A new study published in the American Journal of Public Health suggests that being a working single mother puts women in both Europe and the United States at a higher risk for cardiovascular disease, and in particular, stroke.
Using a sample of about 6,000 women in the U.S. and 10,000 from 13 European countries — all born between 1935 and 1956 — researchers at Erasmus University Medical Center in Rotterdam, the Netherlands, found that “losing support from a partner, or the security of a job, may cause stress and result in unhealthy behaviors.”

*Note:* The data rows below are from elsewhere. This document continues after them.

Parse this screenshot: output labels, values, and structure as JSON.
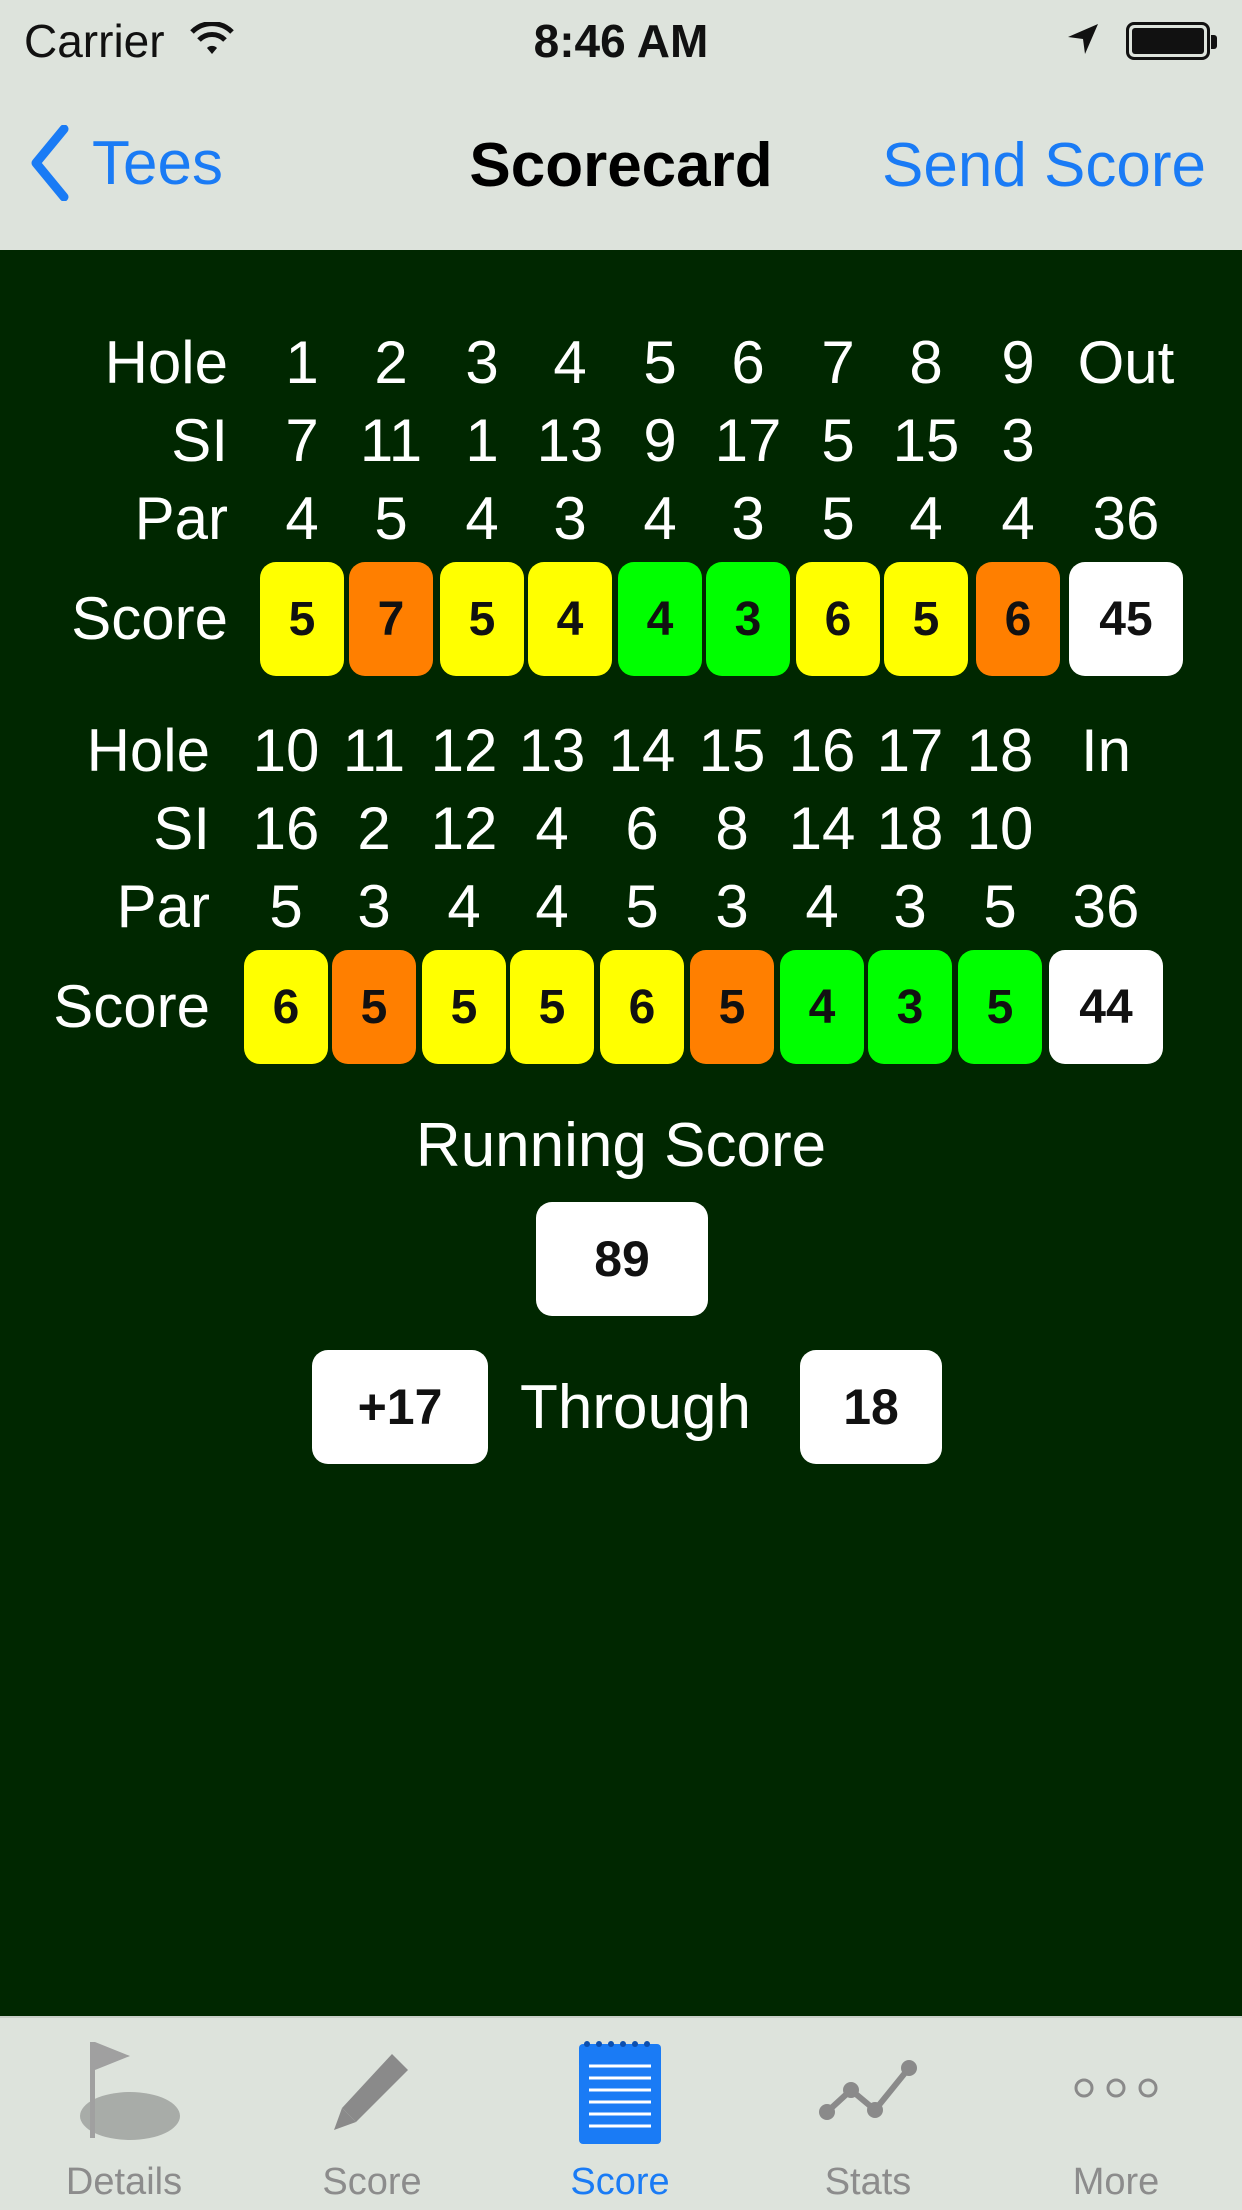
{
  "status_bar": {
    "carrier": "Carrier",
    "time": "8:46 AM"
  },
  "nav": {
    "back_label": "Tees",
    "title": "Scorecard",
    "right_label": "Send Score"
  },
  "front_nine": {
    "labels": {
      "hole": "Hole",
      "si": "SI",
      "par": "Par",
      "score": "Score"
    },
    "holes": [
      "1",
      "2",
      "3",
      "4",
      "5",
      "6",
      "7",
      "8",
      "9"
    ],
    "total_header": "Out",
    "si": [
      "7",
      "11",
      "1",
      "13",
      "9",
      "17",
      "5",
      "15",
      "3"
    ],
    "par": [
      "4",
      "5",
      "4",
      "3",
      "4",
      "3",
      "5",
      "4",
      "4"
    ],
    "par_total": "36",
    "scores": [
      "5",
      "7",
      "5",
      "4",
      "4",
      "3",
      "6",
      "5",
      "6"
    ],
    "score_total": "45"
  },
  "back_nine": {
    "labels": {
      "hole": "Hole",
      "si": "SI",
      "par": "Par",
      "score": "Score"
    },
    "holes": [
      "10",
      "11",
      "12",
      "13",
      "14",
      "15",
      "16",
      "17",
      "18"
    ],
    "total_header": "In",
    "si": [
      "16",
      "2",
      "12",
      "4",
      "6",
      "8",
      "14",
      "18",
      "10"
    ],
    "par": [
      "5",
      "3",
      "4",
      "4",
      "5",
      "3",
      "4",
      "3",
      "5"
    ],
    "par_total": "36",
    "scores": [
      "6",
      "5",
      "5",
      "5",
      "6",
      "5",
      "4",
      "3",
      "5"
    ],
    "score_total": "44"
  },
  "colors": {
    "yellow": "#ffff00",
    "orange": "#ff7f00",
    "green": "#00ff00",
    "white": "#ffffff",
    "background": "#002700",
    "accent": "#1a7bf5"
  },
  "front_colors": [
    "yellow",
    "orange",
    "yellow",
    "yellow",
    "green",
    "green",
    "yellow",
    "yellow",
    "orange"
  ],
  "back_colors": [
    "yellow",
    "orange",
    "yellow",
    "yellow",
    "yellow",
    "orange",
    "green",
    "green",
    "green"
  ],
  "running": {
    "label": "Running Score",
    "total": "89",
    "to_par": "+17",
    "through_label": "Through",
    "through": "18"
  },
  "tabs": [
    {
      "label": "Details",
      "icon": "golf-flag-icon",
      "active": false
    },
    {
      "label": "Score",
      "icon": "pencil-icon",
      "active": false
    },
    {
      "label": "Score",
      "icon": "notepad-icon",
      "active": true
    },
    {
      "label": "Stats",
      "icon": "line-graph-icon",
      "active": false
    },
    {
      "label": "More",
      "icon": "more-dots-icon",
      "active": false
    }
  ]
}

The reasons behind this are multifaceted, however. For instance, the study found that the United States has about twice the percentage of working, single mothers as Europe: About 11 percent of mothers in the United States are or have been single, while only 5 percent in Europe have. Working single mothers, the study found, are about 77 percent more likely to smoke than their married peers, placing them at greater risk for both cardiovascular disease and stroke.

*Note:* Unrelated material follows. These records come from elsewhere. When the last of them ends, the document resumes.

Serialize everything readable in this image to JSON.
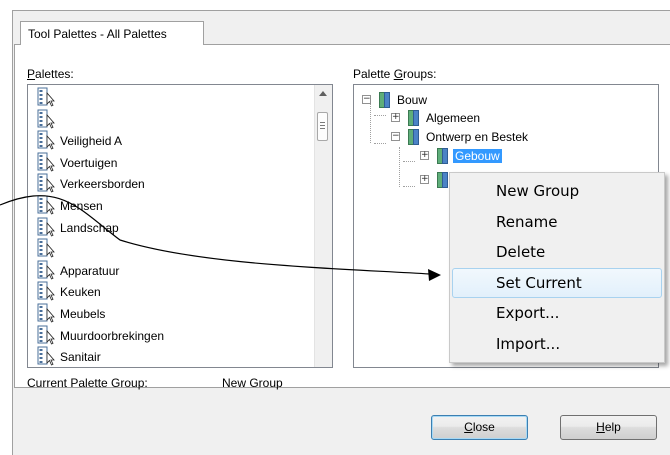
{
  "tab": {
    "label": "Tool Palettes - All Palettes"
  },
  "palettes": {
    "label_prefix_u": "P",
    "label_rest": "alettes:",
    "items": [
      "",
      "",
      "Veiligheid A",
      "Voertuigen",
      "Verkeersborden",
      "Mensen",
      "Landschap",
      "",
      "Apparatuur",
      "Keuken",
      "Meubels",
      "Muurdoorbrekingen",
      "Sanitair"
    ]
  },
  "groups": {
    "label_prefix": "Palette ",
    "label_u": "G",
    "label_rest": "roups:",
    "tree": [
      {
        "label": "Bouw",
        "expanded": true,
        "level": 0
      },
      {
        "label": "Algemeen",
        "expanded": false,
        "level": 1
      },
      {
        "label": "Ontwerp en Bestek",
        "expanded": true,
        "level": 1
      },
      {
        "label": "Gebouw",
        "expanded": false,
        "level": 2,
        "selected": true
      },
      {
        "label": "",
        "expanded": false,
        "level": 2
      }
    ]
  },
  "current": {
    "label": "Current Palette Group:",
    "value": "New Group"
  },
  "buttons": {
    "close_u": "C",
    "close_rest": "lose",
    "help_u": "H",
    "help_rest": "elp"
  },
  "context_menu": {
    "items": [
      "New Group",
      "Rename",
      "Delete",
      "Set Current",
      "Export...",
      "Import..."
    ],
    "highlighted": "Set Current"
  },
  "colors": {
    "selection": "#3399ff",
    "folder_green": "#5fae7a",
    "folder_blue": "#4b83c6"
  }
}
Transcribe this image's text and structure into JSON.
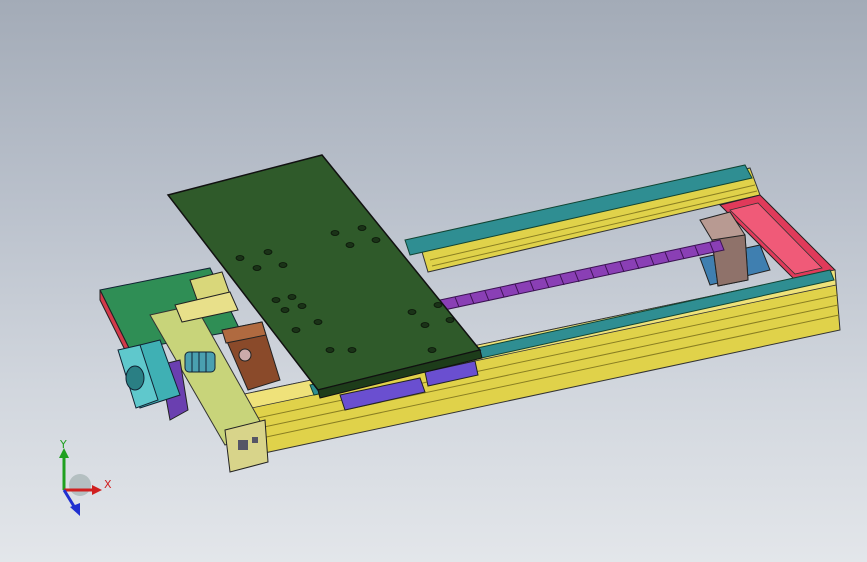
{
  "viewport": {
    "background_top": "#a3abb7",
    "background_bottom": "#e3e6ea"
  },
  "model": {
    "parts": [
      "aluminum-profile-frame",
      "linear-guide-rail",
      "carriage-plate",
      "ball-screw",
      "stepper-motor",
      "motor-mount",
      "coupling",
      "bearing-block",
      "end-plate"
    ],
    "colors": {
      "frame": "#e0d24a",
      "rail": "#2f8e92",
      "plate": "#2f5a2a",
      "screw": "#8a3fb5",
      "motor": "#3fb0b4",
      "bearing_block": "#b89a92",
      "end_plate": "#e03a5a",
      "base_plate": "#2f8e55",
      "mount": "#d9d77a"
    }
  },
  "triad": {
    "x_label": "X",
    "y_label": "Y",
    "x_color": "#d02020",
    "y_color": "#20a020",
    "z_color": "#2030d0"
  }
}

The study compared working single mothers with married stay-at-home mothers, single women without children, and married women with jobs and kids. Single working mothers in the U.S., in particular, are at risk, but the state of being single and working does not fully account for the higher rates of stroke: When corrected and accounted for, the risk fell one point but remained firmly above that of Europe.